Honey and Spice

The mind is a fascinating thing.  It can convince ourselves that the bad is good, the good is bad and make a mockery of the middle.  It can also confabulate tastes, seemingly tasting things which aren’t there or ignoring the obvious.  Sometimes a bit of experimentation of this theme can result in greatness, think here of bacon and egg ice cream.  Yet, sometimes things do not go according to plan, I’m looking at coal ice cream from Japan here.

So this is why I was slightly apprehensive visiting Honey and Spice.  Even if combining these two attributes seems to be a safer alternative than skating on the edge of culinary good taste.

Baba ganoush, burnt aubergine with tahini and smoked almonds.  An interesting taste with tart, sweet, mushy and crunchy all rolled into one.  It was pleasant.

Kalamata olives, pickles.  Something rather plainer in this case.  An object of not that much spark.  These were rather ordinary.

Burnt onion with pomegranate molasses, feta, walnuts, sage and rosemary.  An inspired (at least for me) combination with nutty, tart and smooth all together.  A bit miserly on the portions though (we did order the set menu for 3 people), a theme which was to reverberate throughout the dinner.  Why were there only two portions?

Warm chickpea msabacha, tatbilla.  Something more expected, the chickpeas were not bad and the msabacha and tatbilla decent if not stand out.

Moroccan sourdough.  This was something new.  A welcome surprise from the average level which had gone before, this bread was airy, dense in all the right places and proved to be a delight when used for mopping up the sauce of other dishes.

Green herb Falafel and creamy tahini.  At least they decided to give us 3 portions for this.  Which was a good thing as otherwise we would have had a messy time dividing things up. 

Burnt celeriac with chive sour cream and urfa butter.  This was fascinating.  I had not had such large chunks of celeriac before.  Usually, I have had it as part of a larger dish, whether it be bread, butter or a salad.  Instead, here they are the star of the show and this is where they could easily belong.  The cream and butter set off the palate, building on rather unoffending root vegetables.  The best way that I think you can describe this is thinking of the celeriac as the white canvas ready for you to paint your masterpiece and the work you would create would be full of sparks.

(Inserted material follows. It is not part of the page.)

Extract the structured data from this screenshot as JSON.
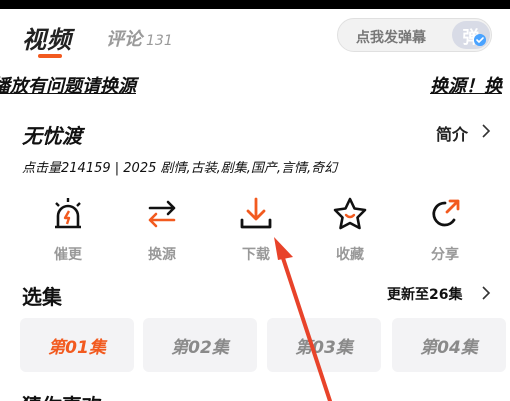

Grilled pear, almond tahini and smoked almonds.  Similar to the celeriac, the pear didn’t taste of much, highlighting its clean manner.  Instead it gave some body to the almond elements.

Charred octopus, spiced Delica pumpkin, Syrian lentil stew and zehug.  The octopus was not bad, if nothing spectacular.  Although, it was at a bit of a steep price for what it was.  Nothing complicated here.